Jakob Nielsen: I don't think you can actually trademark that, because it's a very generic term and I certainly know that I haven used it at least back to 1998 and possibly before, and I'm sure many other people have as well. You could possibly trademark it in the context of a certain particular product like "the Search Usability conference". In our company we produce something which is called the User Experience conference, but the term user experience anybody can use.
I don't think that you can take something that's a generic phrase like that and say it's a trademark that only one company can use.
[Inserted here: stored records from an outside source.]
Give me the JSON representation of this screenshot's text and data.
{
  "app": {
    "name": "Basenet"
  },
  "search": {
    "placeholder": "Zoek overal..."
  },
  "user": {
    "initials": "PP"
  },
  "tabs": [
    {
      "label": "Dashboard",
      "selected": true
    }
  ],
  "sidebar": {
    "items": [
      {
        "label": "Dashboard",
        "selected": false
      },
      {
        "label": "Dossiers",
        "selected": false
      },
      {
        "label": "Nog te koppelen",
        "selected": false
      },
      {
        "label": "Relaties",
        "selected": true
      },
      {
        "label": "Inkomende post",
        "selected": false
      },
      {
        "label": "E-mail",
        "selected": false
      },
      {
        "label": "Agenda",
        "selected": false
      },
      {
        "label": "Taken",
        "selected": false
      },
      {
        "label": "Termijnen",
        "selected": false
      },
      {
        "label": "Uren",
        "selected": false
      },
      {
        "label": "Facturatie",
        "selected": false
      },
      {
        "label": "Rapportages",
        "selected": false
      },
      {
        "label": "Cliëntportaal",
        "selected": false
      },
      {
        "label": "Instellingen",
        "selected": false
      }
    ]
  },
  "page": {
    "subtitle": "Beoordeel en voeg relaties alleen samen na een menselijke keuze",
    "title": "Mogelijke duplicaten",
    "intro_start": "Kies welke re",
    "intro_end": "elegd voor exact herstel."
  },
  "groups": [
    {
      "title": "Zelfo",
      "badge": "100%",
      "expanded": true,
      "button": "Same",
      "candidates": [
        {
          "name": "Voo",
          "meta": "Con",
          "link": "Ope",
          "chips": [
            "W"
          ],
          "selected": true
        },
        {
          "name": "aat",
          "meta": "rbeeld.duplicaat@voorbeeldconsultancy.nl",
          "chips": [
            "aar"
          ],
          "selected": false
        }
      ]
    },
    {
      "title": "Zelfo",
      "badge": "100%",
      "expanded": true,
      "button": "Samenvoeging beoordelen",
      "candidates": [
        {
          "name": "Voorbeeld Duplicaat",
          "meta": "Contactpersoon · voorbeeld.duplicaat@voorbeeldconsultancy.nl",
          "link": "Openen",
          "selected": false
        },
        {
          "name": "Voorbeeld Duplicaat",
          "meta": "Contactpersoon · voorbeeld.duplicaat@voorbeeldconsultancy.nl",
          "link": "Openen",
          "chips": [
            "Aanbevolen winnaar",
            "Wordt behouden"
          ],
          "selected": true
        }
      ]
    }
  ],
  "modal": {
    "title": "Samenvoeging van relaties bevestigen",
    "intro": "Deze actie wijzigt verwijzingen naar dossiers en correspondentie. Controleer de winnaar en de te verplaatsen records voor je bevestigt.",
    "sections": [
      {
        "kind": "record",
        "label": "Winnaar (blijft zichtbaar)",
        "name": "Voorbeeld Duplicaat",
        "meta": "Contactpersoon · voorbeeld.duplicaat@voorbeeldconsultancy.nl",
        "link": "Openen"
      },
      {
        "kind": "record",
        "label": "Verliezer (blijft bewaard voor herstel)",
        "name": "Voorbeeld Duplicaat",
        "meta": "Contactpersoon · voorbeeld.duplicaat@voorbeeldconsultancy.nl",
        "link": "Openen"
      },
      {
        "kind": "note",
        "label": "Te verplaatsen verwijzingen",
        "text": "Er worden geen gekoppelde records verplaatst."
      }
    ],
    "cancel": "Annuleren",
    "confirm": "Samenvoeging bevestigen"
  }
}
I think you can possibly do it for as descriptive part of a bigger name, but then it would be the bigger name that will be trademarked.
Eric Enge: That makes sense to me. Any other last comments that you would like to make on the general topic of usability.
Jakob Nielsen: There are many, many things you can do regarding usability, but there are two main things you can do, and they fall into applying existing knowledge and getting your own new knowledge. Applying existing knowledge: we have done a lot of research already on what makes websites easy to use. We have lots and lots of guidelines that are among other places published on our website. That's the first thing you can do is check your website against these guidelines: the documented best practices that have been known to work and have been tested with thousands of users and thousands of sites already.
The second thing is test with your own customers, because in no way can I or any other usability expert come up with all possible knowledge about your particular industry except of course if we did a custom research project for that industry, but in general you cannot. So, there are always going to be some special issues for any particular company, any particular industry, and they will never be able to discover them just by reading reports or books or websites. They have to do the study themselves, and so do user testing, I just can't repeat this too many times.
Do user testing with your representative customers, even if it's only 5 people. This is enough to find the vast majority of really serious usability problems on your website. I guarantee you, there will be something; every single study always has big findings. There are always so many things wrong that even the smallest study will find a big list of things to change. And then, if you change them the average outcome is a doubling of the conversion rate, and a doubling of the sales of the website.
Eric Enge: It's a reasonable suggestion too, that even after you have been running it a while, test it again.
Jakob Nielsen: Yes, you are never done. You can always get better. I have of tracked these things over time, and what happens is that as the science gets better, the user's expectations actually get higher, so people want more and that might be unfair, but that's how it is. People want more and you are up against competing sites that get better as well. So, yes, you are never done, you continuously have to improve which is a basic quality engineering concept: Continuous quality improvement and that definitely applies to usability as well. Keep testing and you'll keep discovering interesting additional insights and changes in user behavior and changes in what they want and so forth. But, for sure if you have never done one before, just do it now, and then maybe do another one next year, but definitely do one now.
Eric Enge: Right. Well great, I have enjoyed the conversation.
Jakob Nielsen: Yes, thank you.
Other Recent Interviews
- Ask.com's Gary Price - Sep. 10, 2007
- Incisive's Kevin Ryan - Sep. 4, 2007
- Market Motive's John Marshall - August 15, 2007
- Danny Sullivan - August 13, 2007
- Clickz's Rebecca Lieb - August 6, 2007
- Robert Scoble - July 23, 2007
About the Author
Eric Enge is the Founder and President of Stone Temple Consulting (STC). STC offers Internet marketing optimization services, including SEO, Social Media and PPC optimization, and its web site can be found at: http://www.stonetemple.com.